In sum and within the mentioned limitations, we purposefully cast a wide net. Examples of research topics that would be suitable for the special issue include, but are not limited to, the following:


·      manuscripts across a diversity of types of experiments (e.g., eliciting beliefs, attitudes, or behaviors)

·      manuscripts using a wide array of manipulations (e.g., vignettes, videos, or web-sites)

·      manuscripts employing experimental manipulation at different levels (e.g., individual- or group-level variables or institutions)

·      manuscripts employing different designs (e.g., laboratory, conjoint, choice, or field experiments)

·      manuscripts making methodological contributions (e.g., novel approaches that resolve relevant challenges to conducting experiments in entrepreneurship)

·      manuscripts reviewing the state-of-the-art in experimental research in entrepreneurship


Submission Guidelines


Manuscripts will be expected to make important theoretical contributions in addition to any methodological or practical contributions.


Full manuscripts must be submitted by May 1, 2017.


Please submit papers online at https://www.evise.com/profile/#/JBV/login and follow the submission guidelines for the Journal of Business Venturing at: https://www.elsevier.com/journals/journal-of-business-venturing/0883-9026/guide-for-authors




Aguinis, H., Lawal, S. O. 2012. Conducting field experiments using eLancing’s natural environment.
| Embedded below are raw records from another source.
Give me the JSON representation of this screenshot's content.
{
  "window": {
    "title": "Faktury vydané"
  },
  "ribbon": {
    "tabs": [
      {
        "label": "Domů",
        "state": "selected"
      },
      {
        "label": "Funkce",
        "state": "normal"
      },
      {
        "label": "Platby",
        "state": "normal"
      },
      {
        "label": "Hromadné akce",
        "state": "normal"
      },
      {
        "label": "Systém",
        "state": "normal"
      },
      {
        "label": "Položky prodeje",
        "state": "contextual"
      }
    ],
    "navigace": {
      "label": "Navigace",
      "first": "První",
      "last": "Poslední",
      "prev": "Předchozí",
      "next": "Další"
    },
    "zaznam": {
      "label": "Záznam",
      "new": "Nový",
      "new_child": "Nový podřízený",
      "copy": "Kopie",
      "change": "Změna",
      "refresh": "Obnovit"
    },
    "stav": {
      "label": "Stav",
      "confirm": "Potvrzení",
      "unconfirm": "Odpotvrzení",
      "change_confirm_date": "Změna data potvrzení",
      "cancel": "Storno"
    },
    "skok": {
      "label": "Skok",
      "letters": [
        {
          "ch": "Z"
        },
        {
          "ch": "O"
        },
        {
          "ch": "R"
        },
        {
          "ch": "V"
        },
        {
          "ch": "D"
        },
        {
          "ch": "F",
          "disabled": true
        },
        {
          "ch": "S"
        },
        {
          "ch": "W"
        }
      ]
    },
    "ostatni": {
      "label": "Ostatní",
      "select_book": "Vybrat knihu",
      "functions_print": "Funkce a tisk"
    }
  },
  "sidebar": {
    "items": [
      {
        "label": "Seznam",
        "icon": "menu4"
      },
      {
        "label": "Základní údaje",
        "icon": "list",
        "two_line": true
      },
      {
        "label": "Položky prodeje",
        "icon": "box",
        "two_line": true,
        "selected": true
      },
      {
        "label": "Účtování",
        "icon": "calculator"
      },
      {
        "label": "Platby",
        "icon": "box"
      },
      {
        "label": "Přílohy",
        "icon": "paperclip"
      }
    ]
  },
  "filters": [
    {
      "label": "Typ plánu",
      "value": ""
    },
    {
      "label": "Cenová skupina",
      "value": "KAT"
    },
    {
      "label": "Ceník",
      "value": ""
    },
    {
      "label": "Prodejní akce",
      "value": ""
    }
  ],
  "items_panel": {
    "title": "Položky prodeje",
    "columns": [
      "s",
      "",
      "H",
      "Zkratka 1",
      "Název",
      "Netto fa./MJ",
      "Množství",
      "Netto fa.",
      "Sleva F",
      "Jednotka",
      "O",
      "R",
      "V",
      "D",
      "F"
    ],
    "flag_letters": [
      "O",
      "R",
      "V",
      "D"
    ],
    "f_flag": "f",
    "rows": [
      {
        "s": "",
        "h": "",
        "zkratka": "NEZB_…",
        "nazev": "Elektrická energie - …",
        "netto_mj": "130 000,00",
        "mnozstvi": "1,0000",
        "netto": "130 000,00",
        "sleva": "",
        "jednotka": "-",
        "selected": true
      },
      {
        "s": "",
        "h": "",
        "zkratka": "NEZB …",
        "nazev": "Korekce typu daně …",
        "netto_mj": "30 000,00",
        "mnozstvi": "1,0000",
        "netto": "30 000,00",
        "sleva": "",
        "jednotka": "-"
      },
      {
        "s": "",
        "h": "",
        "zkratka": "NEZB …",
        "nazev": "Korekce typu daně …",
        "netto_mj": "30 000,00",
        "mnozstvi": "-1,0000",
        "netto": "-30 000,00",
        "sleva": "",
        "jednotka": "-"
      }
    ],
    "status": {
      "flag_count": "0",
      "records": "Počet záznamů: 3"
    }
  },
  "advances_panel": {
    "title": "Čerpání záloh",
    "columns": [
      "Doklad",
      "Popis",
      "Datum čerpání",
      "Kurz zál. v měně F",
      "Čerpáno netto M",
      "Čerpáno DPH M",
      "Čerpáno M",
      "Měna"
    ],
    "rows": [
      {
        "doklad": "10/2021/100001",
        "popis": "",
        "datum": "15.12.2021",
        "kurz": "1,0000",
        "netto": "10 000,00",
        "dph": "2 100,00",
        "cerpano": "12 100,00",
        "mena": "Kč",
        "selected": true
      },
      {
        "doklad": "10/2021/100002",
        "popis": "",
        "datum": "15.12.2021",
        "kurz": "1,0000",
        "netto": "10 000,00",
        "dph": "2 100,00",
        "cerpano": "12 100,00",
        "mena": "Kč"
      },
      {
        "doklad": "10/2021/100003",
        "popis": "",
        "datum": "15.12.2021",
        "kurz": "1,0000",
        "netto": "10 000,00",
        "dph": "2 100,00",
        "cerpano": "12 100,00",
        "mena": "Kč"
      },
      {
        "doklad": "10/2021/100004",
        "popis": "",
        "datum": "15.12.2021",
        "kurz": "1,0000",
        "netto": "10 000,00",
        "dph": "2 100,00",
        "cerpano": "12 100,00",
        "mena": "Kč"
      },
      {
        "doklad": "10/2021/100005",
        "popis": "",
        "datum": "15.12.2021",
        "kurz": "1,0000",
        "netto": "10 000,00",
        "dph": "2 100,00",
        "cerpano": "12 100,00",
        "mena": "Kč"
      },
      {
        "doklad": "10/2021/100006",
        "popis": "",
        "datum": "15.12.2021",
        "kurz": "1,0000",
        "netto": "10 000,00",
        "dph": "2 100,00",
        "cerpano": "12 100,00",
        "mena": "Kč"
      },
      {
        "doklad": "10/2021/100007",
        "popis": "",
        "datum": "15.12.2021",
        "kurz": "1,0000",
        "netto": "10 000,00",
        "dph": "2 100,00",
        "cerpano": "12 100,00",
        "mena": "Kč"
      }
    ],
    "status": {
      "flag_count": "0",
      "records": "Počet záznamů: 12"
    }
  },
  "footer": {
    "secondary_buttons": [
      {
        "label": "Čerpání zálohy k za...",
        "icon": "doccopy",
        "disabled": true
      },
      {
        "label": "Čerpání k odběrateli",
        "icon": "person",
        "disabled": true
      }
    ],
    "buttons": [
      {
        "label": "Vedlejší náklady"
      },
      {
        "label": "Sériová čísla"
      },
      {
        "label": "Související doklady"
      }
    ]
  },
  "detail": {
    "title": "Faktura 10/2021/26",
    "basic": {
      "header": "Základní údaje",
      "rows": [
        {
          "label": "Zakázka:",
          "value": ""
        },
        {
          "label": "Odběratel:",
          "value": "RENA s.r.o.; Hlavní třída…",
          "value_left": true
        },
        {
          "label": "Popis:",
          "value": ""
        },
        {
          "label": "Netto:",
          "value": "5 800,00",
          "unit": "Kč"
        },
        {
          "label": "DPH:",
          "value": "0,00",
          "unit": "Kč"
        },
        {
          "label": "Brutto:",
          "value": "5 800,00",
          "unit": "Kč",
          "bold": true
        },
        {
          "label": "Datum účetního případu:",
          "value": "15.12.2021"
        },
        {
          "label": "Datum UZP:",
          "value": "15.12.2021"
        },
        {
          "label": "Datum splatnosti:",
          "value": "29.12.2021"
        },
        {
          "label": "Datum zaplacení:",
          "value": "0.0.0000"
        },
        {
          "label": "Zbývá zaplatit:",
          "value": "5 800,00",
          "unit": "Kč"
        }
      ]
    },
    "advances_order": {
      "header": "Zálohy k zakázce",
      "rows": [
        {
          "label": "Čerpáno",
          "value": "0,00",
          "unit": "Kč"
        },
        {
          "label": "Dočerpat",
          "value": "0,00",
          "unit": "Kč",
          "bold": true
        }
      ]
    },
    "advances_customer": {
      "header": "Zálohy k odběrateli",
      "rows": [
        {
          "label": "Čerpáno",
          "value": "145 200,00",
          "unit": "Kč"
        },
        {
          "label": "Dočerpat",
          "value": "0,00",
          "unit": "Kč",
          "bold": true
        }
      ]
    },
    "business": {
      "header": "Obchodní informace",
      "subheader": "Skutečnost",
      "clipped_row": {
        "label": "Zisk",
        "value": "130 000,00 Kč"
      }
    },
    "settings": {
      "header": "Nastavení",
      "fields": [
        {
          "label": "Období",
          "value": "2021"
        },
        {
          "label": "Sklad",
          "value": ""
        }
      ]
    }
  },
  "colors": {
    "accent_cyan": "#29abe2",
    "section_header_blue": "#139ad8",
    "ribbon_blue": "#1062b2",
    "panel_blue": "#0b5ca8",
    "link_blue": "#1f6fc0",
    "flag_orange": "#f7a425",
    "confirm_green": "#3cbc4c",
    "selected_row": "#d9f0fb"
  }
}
Journal of Business Venturing, 27(4): 493-505.


Bruhn, M., & McKenzie, D. 2009. In pursuit of balance: Randomization in practice in development field experiments. American Economic Journal: Applied Economics, 1(4): 200-232.


Chan, C. S. R., & Park, H. D. 2015. How images and color in business plans influence venture investment screening decisions. Journal of Business Venturing, 30(5): 732-748.


Colquitt, J. A. 2008. Publishing laboratory research in AMJ: A question of when, not if. Academy of Management Journal, 51(4): 616-620.


Cook, T. D., Campbell, D. T., Day, A. 1979. Quasi-experimentation: Design & analysis issues for field settings (Vol. 351). Boston, MA: Houghton Mifflin.


Lerner, D. A. 2016. Behavioral disinhibition and nascent venturing: Relevance and initial effects on potential resource providers. Journal of Business Venturing, 31(2): 234-252.


Orne, M. T. 1962. On the social psychology of the psychological experiment: With particular reference to demand characteristics and their implications. American Psychologist, 17(11): 776-783.


Podsakoff, P. M., MacKenzie, S. B., Lee, J-Y., & Podsakoff, N. P. 2003. Common methods biases in behavioral research: A critical review of the literature and recommended remedies. Journal of Applied Psychology, 88(5): 879-903.


Trochim, W. M. K. 2001. The research methods knowledge base (2nd ed.). Mason, OH: Atomic Dog/Thomson.


Vandor, P., & Franke, N. 2016. See Paris and … found a business? The impact of cross-cultural experience on opportunity recognition capabilities. Journal of Business Venturing, 31(4): 388-407.